§ **Your task**
Print the data exactly. Pictures stay out.

§ **Exercise input**

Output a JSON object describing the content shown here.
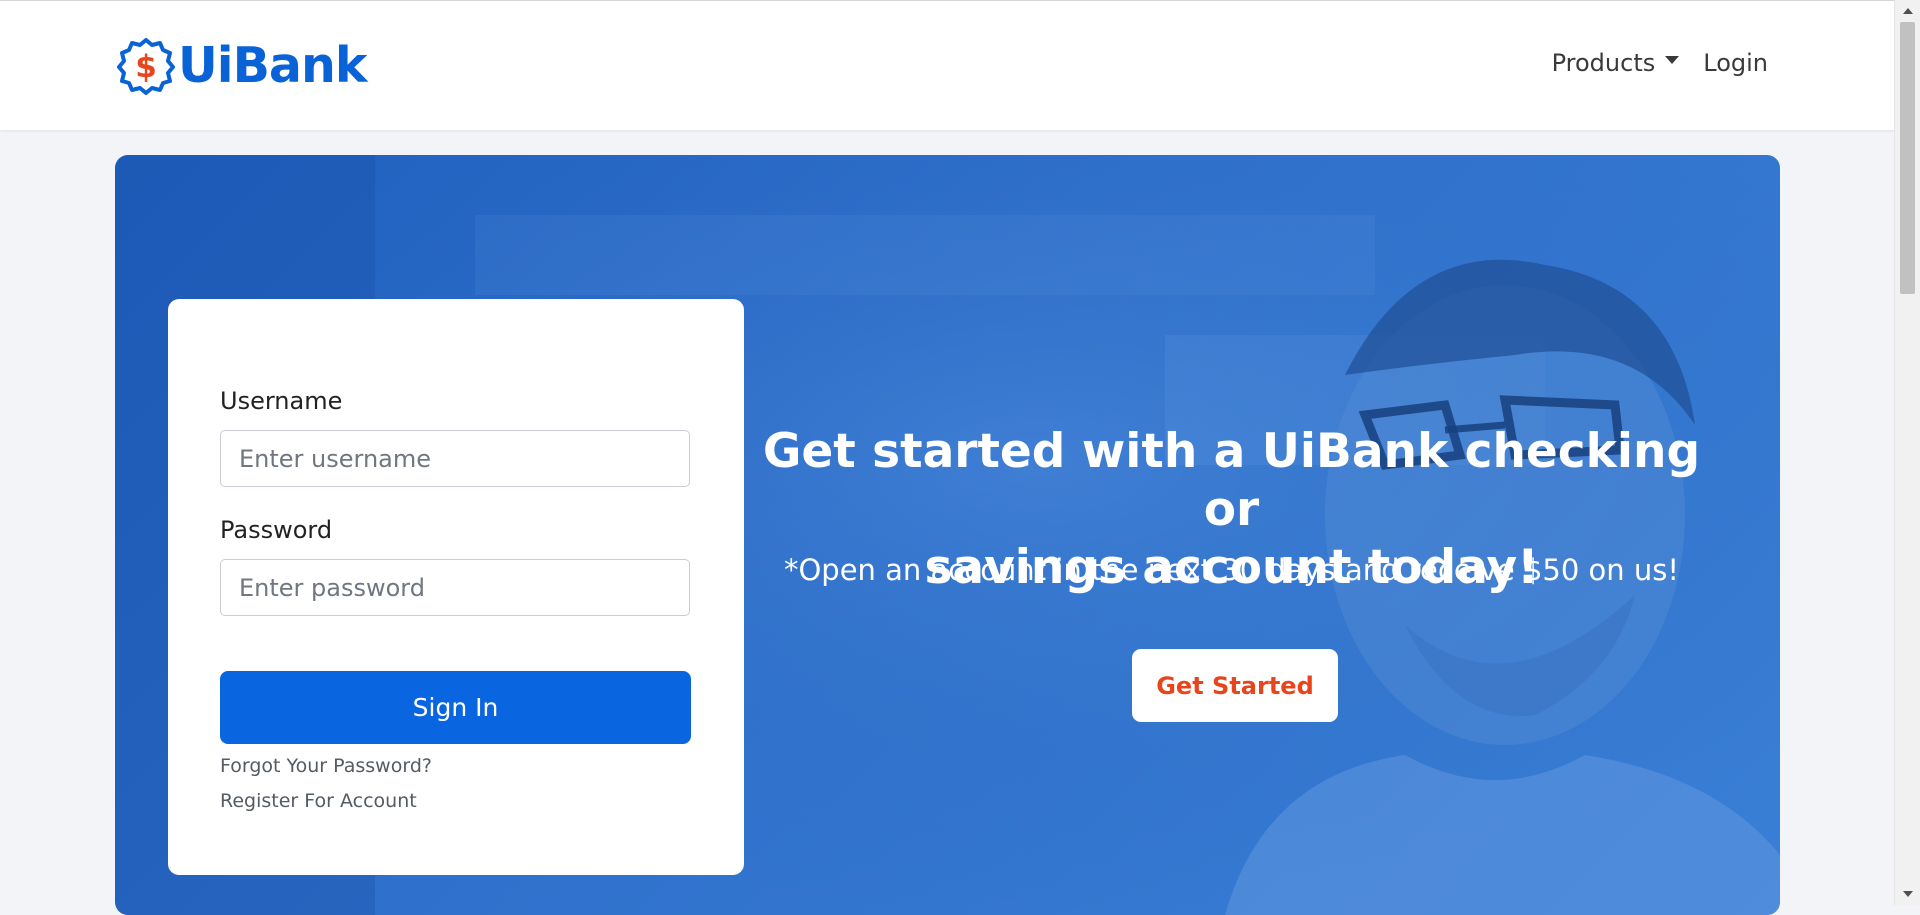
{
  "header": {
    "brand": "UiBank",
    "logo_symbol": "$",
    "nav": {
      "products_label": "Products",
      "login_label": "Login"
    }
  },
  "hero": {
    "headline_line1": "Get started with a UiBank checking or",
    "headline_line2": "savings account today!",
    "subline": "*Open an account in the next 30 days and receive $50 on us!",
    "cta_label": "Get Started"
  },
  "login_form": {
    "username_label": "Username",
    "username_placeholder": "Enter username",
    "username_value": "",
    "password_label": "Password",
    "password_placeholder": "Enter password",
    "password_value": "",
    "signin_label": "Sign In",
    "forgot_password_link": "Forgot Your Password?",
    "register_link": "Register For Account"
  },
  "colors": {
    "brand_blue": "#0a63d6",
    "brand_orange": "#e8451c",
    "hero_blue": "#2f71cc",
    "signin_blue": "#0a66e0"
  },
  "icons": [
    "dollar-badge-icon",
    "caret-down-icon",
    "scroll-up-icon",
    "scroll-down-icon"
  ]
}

§ **Solved exercise**
Output a JSON object describing the content shown here.
{
  "header": {
    "brand": "UiBank",
    "logo_symbol": "$",
    "nav": {
      "products_label": "Products",
      "login_label": "Login"
    }
  },
  "hero": {
    "headline_line1": "Get started with a UiBank checking or",
    "headline_line2": "savings account today!",
    "subline": "*Open an account in the next 30 days and receive $50 on us!",
    "cta_label": "Get Started"
  },
  "login_form": {
    "username_label": "Username",
    "username_placeholder": "Enter username",
    "username_value": "",
    "password_label": "Password",
    "password_placeholder": "Enter password",
    "password_value": "",
    "signin_label": "Sign In",
    "forgot_password_link": "Forgot Your Password?",
    "register_link": "Register For Account"
  },
  "colors": {
    "brand_blue": "#0a63d6",
    "brand_orange": "#e8451c",
    "hero_blue": "#2f71cc",
    "signin_blue": "#0a66e0"
  },
  "icons": [
    "dollar-badge-icon",
    "caret-down-icon",
    "scroll-up-icon",
    "scroll-down-icon"
  ]
}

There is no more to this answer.